---------- Data supplied ----------
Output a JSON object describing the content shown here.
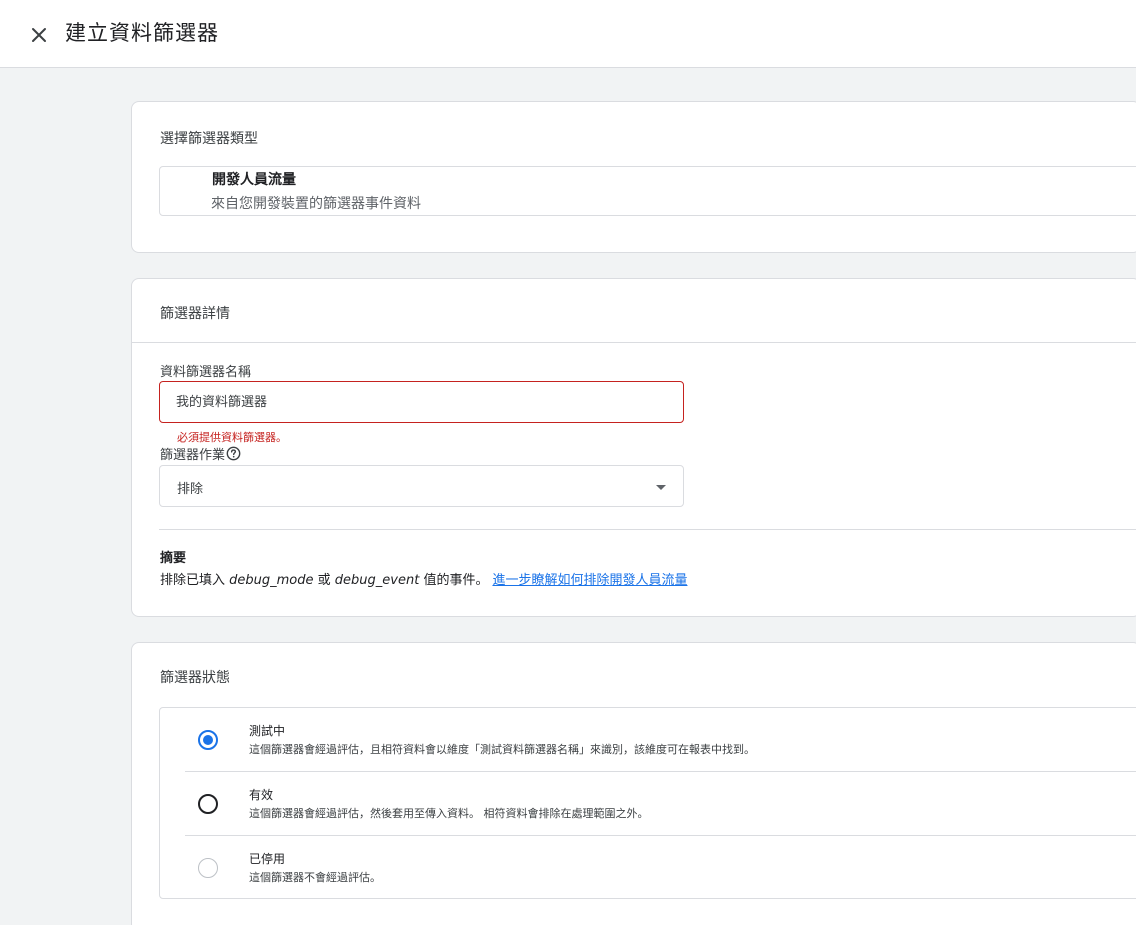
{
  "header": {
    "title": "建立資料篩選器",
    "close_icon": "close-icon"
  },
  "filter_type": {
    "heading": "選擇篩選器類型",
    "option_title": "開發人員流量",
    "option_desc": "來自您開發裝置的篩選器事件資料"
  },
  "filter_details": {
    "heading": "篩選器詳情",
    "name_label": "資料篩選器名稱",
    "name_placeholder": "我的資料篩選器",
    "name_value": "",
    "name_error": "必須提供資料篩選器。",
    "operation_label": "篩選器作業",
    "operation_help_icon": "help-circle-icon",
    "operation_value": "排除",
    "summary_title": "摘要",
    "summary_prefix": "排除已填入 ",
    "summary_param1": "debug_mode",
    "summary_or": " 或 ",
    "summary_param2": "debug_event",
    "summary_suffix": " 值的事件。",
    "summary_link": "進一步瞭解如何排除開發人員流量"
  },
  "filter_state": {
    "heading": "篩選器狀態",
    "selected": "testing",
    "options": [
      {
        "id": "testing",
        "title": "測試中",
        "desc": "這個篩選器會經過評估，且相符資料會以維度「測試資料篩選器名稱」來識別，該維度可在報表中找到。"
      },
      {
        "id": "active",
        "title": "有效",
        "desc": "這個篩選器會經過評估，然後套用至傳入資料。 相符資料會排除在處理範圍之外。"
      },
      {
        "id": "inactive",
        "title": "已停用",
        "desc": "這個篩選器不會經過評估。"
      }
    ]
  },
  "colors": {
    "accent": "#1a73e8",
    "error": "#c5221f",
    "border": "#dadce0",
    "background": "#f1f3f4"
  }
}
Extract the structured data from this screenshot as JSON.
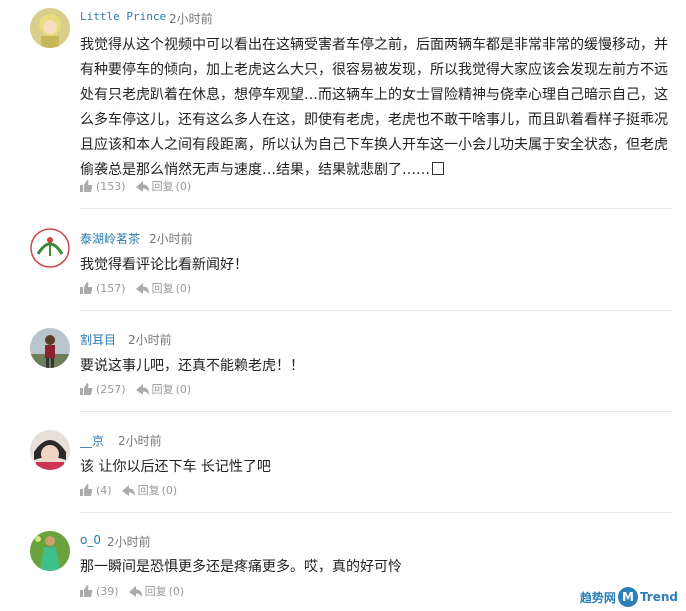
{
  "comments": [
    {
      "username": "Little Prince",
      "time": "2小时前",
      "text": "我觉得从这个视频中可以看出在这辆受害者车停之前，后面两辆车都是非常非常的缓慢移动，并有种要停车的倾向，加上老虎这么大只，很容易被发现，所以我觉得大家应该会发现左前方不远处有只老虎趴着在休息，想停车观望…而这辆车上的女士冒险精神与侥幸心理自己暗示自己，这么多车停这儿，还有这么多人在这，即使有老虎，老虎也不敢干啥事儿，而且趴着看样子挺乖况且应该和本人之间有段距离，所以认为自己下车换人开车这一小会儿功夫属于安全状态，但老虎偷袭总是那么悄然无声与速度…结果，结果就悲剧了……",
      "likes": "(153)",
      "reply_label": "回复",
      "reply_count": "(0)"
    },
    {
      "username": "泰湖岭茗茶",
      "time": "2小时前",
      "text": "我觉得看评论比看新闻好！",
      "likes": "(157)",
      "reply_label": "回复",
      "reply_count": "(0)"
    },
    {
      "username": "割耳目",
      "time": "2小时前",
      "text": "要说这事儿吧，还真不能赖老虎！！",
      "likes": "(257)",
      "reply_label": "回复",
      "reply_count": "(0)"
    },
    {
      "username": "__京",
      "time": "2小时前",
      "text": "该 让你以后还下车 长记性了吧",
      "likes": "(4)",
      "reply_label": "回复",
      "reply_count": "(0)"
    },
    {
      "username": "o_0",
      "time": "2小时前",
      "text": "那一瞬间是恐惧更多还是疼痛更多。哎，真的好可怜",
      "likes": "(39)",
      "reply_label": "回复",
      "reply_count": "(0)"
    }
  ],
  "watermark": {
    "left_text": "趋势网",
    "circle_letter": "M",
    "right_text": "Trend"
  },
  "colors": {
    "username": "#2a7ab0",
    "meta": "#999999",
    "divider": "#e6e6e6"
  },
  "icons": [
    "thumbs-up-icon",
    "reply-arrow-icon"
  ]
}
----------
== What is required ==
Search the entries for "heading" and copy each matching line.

== Solution for this task ==
    "heading": "選擇篩選器類型",
    "heading": "篩選器詳情",
    "heading": "篩選器狀態",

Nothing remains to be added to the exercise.